( From the trondheim-pts mailing list: http://phoronix-test-suite.com/piper...ay/000005.html )

Following the 0.5.1 release this morning, download caching support for the Phoronix Test Suite has been pushed into the git tree (http://www.phorogit.com/index.php?p=...test-suite.git). This caching support is ideal for users with multiple systems or for users just wishing to backup their downloaded files in order to save bandwidth in the future.

By running "phoronix-test-suite make-download-cache", it will copy all files downloaded locally by the Phoronix Test Suite and places them inside *~/.phoronix-test-suite/download-cache* by default. However, you can override this location using the DOWNLOAD_CACHE environmental variable. By running DOWNLOAD_CACHE=~/downloads/ phoronix-test-suite make-download-cache it will save the files to ~/downloads/ and likewise if running DOWNLOAD_CACHE=~/downloads/ phoronix-test-suite install universe, it will use this custom directory for obtaining files previously downloaded. It's hooked in where if the file can be found in the cache and its MD5 sum is verified, it will just copy that file instead of downloading it from the Internet. Running make-download-cache on an existing cache will just update the files where the MD5s have changed or where the files were previously not downloaded.

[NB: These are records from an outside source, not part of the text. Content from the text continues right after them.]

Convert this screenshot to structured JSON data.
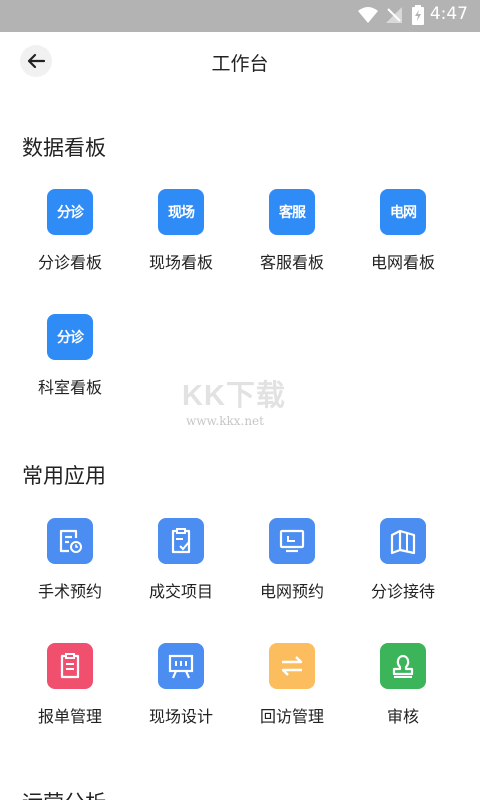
{
  "status_bar": {
    "time": "4:47"
  },
  "header": {
    "title": "工作台"
  },
  "sections": {
    "data_board": {
      "title": "数据看板",
      "items": [
        {
          "tile_text": "分诊",
          "label": "分诊看板"
        },
        {
          "tile_text": "现场",
          "label": "现场看板"
        },
        {
          "tile_text": "客服",
          "label": "客服看板"
        },
        {
          "tile_text": "电网",
          "label": "电网看板"
        },
        {
          "tile_text": "分诊",
          "label": "科室看板"
        }
      ]
    },
    "common_apps": {
      "title": "常用应用",
      "items": [
        {
          "icon": "document-clock-icon",
          "label": "手术预约"
        },
        {
          "icon": "clipboard-check-icon",
          "label": "成交项目"
        },
        {
          "icon": "monitor-icon",
          "label": "电网预约"
        },
        {
          "icon": "map-icon",
          "label": "分诊接待"
        },
        {
          "icon": "clipboard-list-icon",
          "label": "报单管理"
        },
        {
          "icon": "easel-icon",
          "label": "现场设计"
        },
        {
          "icon": "swap-arrows-icon",
          "label": "回访管理"
        },
        {
          "icon": "stamp-icon",
          "label": "审核"
        }
      ]
    },
    "operations": {
      "title": "运营分析"
    }
  },
  "watermark": {
    "main": "KK下载",
    "sub": "www.kkx.net"
  },
  "colors": {
    "tile_blue": "#2f8cf6",
    "app_blue": "#4b8df0",
    "app_red": "#f0506e",
    "app_orange": "#fbbd5e",
    "app_green": "#3bb45a",
    "status_bar": "#b3b3b3"
  }
}
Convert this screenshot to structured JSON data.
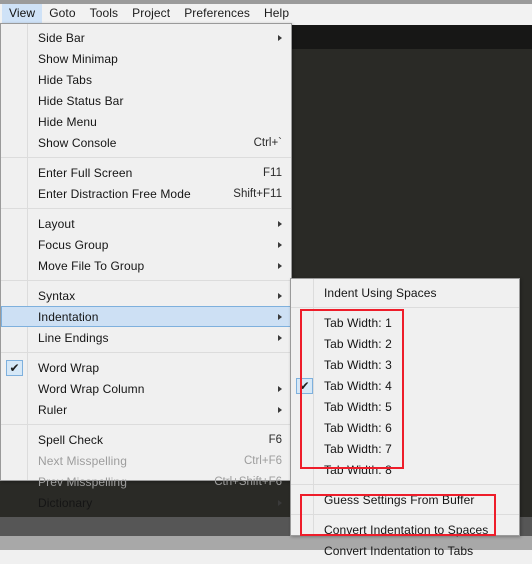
{
  "app": {
    "menubar": [
      {
        "label": "View",
        "active": true
      },
      {
        "label": "Goto",
        "active": false
      },
      {
        "label": "Tools",
        "active": false
      },
      {
        "label": "Project",
        "active": false
      },
      {
        "label": "Preferences",
        "active": false
      },
      {
        "label": "Help",
        "active": false
      }
    ]
  },
  "view_menu": {
    "name": "View",
    "groups": [
      {
        "items": [
          {
            "label": "Side Bar",
            "shortcut": "",
            "submenu": true,
            "checked": false,
            "disabled": false,
            "highlighted": false
          },
          {
            "label": "Show Minimap",
            "shortcut": "",
            "submenu": false,
            "checked": false,
            "disabled": false,
            "highlighted": false
          },
          {
            "label": "Hide Tabs",
            "shortcut": "",
            "submenu": false,
            "checked": false,
            "disabled": false,
            "highlighted": false
          },
          {
            "label": "Hide Status Bar",
            "shortcut": "",
            "submenu": false,
            "checked": false,
            "disabled": false,
            "highlighted": false
          },
          {
            "label": "Hide Menu",
            "shortcut": "",
            "submenu": false,
            "checked": false,
            "disabled": false,
            "highlighted": false
          },
          {
            "label": "Show Console",
            "shortcut": "Ctrl+`",
            "submenu": false,
            "checked": false,
            "disabled": false,
            "highlighted": false
          }
        ]
      },
      {
        "items": [
          {
            "label": "Enter Full Screen",
            "shortcut": "F11",
            "submenu": false,
            "checked": false,
            "disabled": false,
            "highlighted": false
          },
          {
            "label": "Enter Distraction Free Mode",
            "shortcut": "Shift+F11",
            "submenu": false,
            "checked": false,
            "disabled": false,
            "highlighted": false
          }
        ]
      },
      {
        "items": [
          {
            "label": "Layout",
            "shortcut": "",
            "submenu": true,
            "checked": false,
            "disabled": false,
            "highlighted": false
          },
          {
            "label": "Focus Group",
            "shortcut": "",
            "submenu": true,
            "checked": false,
            "disabled": false,
            "highlighted": false
          },
          {
            "label": "Move File To Group",
            "shortcut": "",
            "submenu": true,
            "checked": false,
            "disabled": false,
            "highlighted": false
          }
        ]
      },
      {
        "items": [
          {
            "label": "Syntax",
            "shortcut": "",
            "submenu": true,
            "checked": false,
            "disabled": false,
            "highlighted": false
          },
          {
            "label": "Indentation",
            "shortcut": "",
            "submenu": true,
            "checked": false,
            "disabled": false,
            "highlighted": true
          },
          {
            "label": "Line Endings",
            "shortcut": "",
            "submenu": true,
            "checked": false,
            "disabled": false,
            "highlighted": false
          }
        ]
      },
      {
        "items": [
          {
            "label": "Word Wrap",
            "shortcut": "",
            "submenu": false,
            "checked": true,
            "disabled": false,
            "highlighted": false
          },
          {
            "label": "Word Wrap Column",
            "shortcut": "",
            "submenu": true,
            "checked": false,
            "disabled": false,
            "highlighted": false
          },
          {
            "label": "Ruler",
            "shortcut": "",
            "submenu": true,
            "checked": false,
            "disabled": false,
            "highlighted": false
          }
        ]
      },
      {
        "items": [
          {
            "label": "Spell Check",
            "shortcut": "F6",
            "submenu": false,
            "checked": false,
            "disabled": false,
            "highlighted": false
          },
          {
            "label": "Next Misspelling",
            "shortcut": "Ctrl+F6",
            "submenu": false,
            "checked": false,
            "disabled": true,
            "highlighted": false
          },
          {
            "label": "Prev Misspelling",
            "shortcut": "Ctrl+Shift+F6",
            "submenu": false,
            "checked": false,
            "disabled": true,
            "highlighted": false
          },
          {
            "label": "Dictionary",
            "shortcut": "",
            "submenu": true,
            "checked": false,
            "disabled": false,
            "highlighted": false
          }
        ]
      }
    ]
  },
  "indentation_submenu": {
    "name": "Indentation",
    "groups": [
      {
        "items": [
          {
            "label": "Indent Using Spaces",
            "shortcut": "",
            "submenu": false,
            "checked": false,
            "disabled": false,
            "highlighted": false
          }
        ]
      },
      {
        "items": [
          {
            "label": "Tab Width: 1",
            "shortcut": "",
            "submenu": false,
            "checked": false,
            "disabled": false,
            "highlighted": false
          },
          {
            "label": "Tab Width: 2",
            "shortcut": "",
            "submenu": false,
            "checked": false,
            "disabled": false,
            "highlighted": false
          },
          {
            "label": "Tab Width: 3",
            "shortcut": "",
            "submenu": false,
            "checked": false,
            "disabled": false,
            "highlighted": false
          },
          {
            "label": "Tab Width: 4",
            "shortcut": "",
            "submenu": false,
            "checked": true,
            "disabled": false,
            "highlighted": false
          },
          {
            "label": "Tab Width: 5",
            "shortcut": "",
            "submenu": false,
            "checked": false,
            "disabled": false,
            "highlighted": false
          },
          {
            "label": "Tab Width: 6",
            "shortcut": "",
            "submenu": false,
            "checked": false,
            "disabled": false,
            "highlighted": false
          },
          {
            "label": "Tab Width: 7",
            "shortcut": "",
            "submenu": false,
            "checked": false,
            "disabled": false,
            "highlighted": false
          },
          {
            "label": "Tab Width: 8",
            "shortcut": "",
            "submenu": false,
            "checked": false,
            "disabled": false,
            "highlighted": false
          }
        ]
      },
      {
        "items": [
          {
            "label": "Guess Settings From Buffer",
            "shortcut": "",
            "submenu": false,
            "checked": false,
            "disabled": false,
            "highlighted": false
          }
        ]
      },
      {
        "items": [
          {
            "label": "Convert Indentation to Spaces",
            "shortcut": "",
            "submenu": false,
            "checked": false,
            "disabled": false,
            "highlighted": false
          },
          {
            "label": "Convert Indentation to Tabs",
            "shortcut": "",
            "submenu": false,
            "checked": false,
            "disabled": false,
            "highlighted": false
          }
        ]
      }
    ]
  },
  "icons": {
    "check": "✔",
    "submenu_arrow": "submenu-arrow-icon"
  },
  "colors": {
    "menu_background": "#f0f0f0",
    "menu_border": "#9a9a9a",
    "highlight_fill": "#cde0f4",
    "highlight_border": "#7eb0dd",
    "menubar_active": "#cfe2f7",
    "annotation_red": "#ee1d2a",
    "editor_background": "#2a2a26",
    "tabbar_background": "#171716",
    "statusbar": "#565656",
    "text": "#151515",
    "text_disabled": "#9d9d9d"
  },
  "annotations": [
    {
      "name": "tab-width-group-highlight",
      "color": "#ee1d2a"
    },
    {
      "name": "convert-indentation-group-highlight",
      "color": "#ee1d2a"
    }
  ]
}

This feature relies upon the recent downloads.xml introduction for the test profiles, in order to manage the download URLs and MD5 check-sums. In addition, through the downloads.xml file it can determine what files have been downloaded (instead of files in turn being extracted from a downloaded file or created by one of the test scripts).

Previously you could have (and still could) just copied the ~/.phoronix-test-suite/installed-tests/ directory to another PC or backup medium, but I don't view that as a viable. In the copying process some files could be corrupted, file permissions changed, and it would just take immensely longer to do since everything is then being copied. Here if you just make the download cache and then copy the resulting directory to another test system, it's just the downloaded and compressed files, so it takes up less room, is a much cleaner process, and eliminates many headaches.

Michael